What’s in a name
In the absence of a scientific classification for the phenomenon, citizen scientists originally named it ‘Steve’ after a hedge that suddenly appears overnight, in the animated movie Over the Hedge.
In 2016, scientists subsequently gave it the backronym ‘STEVE’, or ‘Strong Thermal Emission Velocity Enhancement’, based on satellite data showing it was associated with an intense flow of hot (3000°C) plasma.
Unlike auroras, which are green, red and purple light emitted by oxygen and nitrogen gases in the atmosphere, excited by solar wind electrons, STEVEs are generated by a fast-moving, east-west flow of electrons, about 130-270 km above the earth. Put simply, it’s more like a glowing hotplate, than a fluorescent tube.
Not your usual aurora
Senior weather observer at Casey research station, Barry Becker, is an avid aurora watcher and photographer. While out photographing aurora on August 17 this year, he unwittingly captured the rarely photographed phenomenon, which lasted only 20 minutes.

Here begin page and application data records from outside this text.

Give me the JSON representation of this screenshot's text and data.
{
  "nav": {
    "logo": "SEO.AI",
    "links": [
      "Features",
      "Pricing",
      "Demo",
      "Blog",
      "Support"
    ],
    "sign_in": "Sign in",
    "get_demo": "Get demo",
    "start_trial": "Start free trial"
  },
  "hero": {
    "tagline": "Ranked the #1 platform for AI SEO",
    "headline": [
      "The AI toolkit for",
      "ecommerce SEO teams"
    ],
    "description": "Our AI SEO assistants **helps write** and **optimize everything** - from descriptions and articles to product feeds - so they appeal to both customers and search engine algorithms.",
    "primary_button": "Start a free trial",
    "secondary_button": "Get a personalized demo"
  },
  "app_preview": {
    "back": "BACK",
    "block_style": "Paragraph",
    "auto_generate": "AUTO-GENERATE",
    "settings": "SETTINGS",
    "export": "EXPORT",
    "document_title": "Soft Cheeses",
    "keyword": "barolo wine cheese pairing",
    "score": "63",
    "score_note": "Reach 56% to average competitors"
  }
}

“I noticed the sky was different from other nights viewing aurora – the colouring was visible as a grey/white and pinkish band, extending right across the celestial dome, from north-east to south-west,” Mr Becker said.
“It was visible to the naked eye, but it was more obvious after 15 second exposures.
“When I put the photos on social media there were a lot of excited comments about a STEVE event in Antarctica. I didn’t know what it was, but once I found out, I was thrilled to have been able to capture it.”
Australian Antarctic Division atmospheric physicist, Dr John French, was among those excited to see the photos.
“It is quite a rare event and Barry’s enthusiasm and dedication for capturing aurora phenomena has really paid off this year,” Dr French said, in reference to another relatively unknown auroral phenomenon Mr Becker captured earlier this year.
“This is a great capture of a STEVE and associated ‘picket fence’ aurora, and will contribute to the scientific knowledge of this poorly understood thermal emission.
“These types of citizen science observations are remarkably valuable to record and document atmospheric phenomena, and occasionally reveal new processes in fields that were generally thought to be well understood.”
The fleeting nature of STEVEs makes Mr Becker’s observation all the more important. Despite checking the night sky almost compulsively, Mr Becker hasn’t seen a STEVE since.
“I hope my photos can help scientists better understand this rare event, and allow everyone the chance to witness it,” he said.
Related story: Learn more about aurora in our interactive feature Awesome Aurora.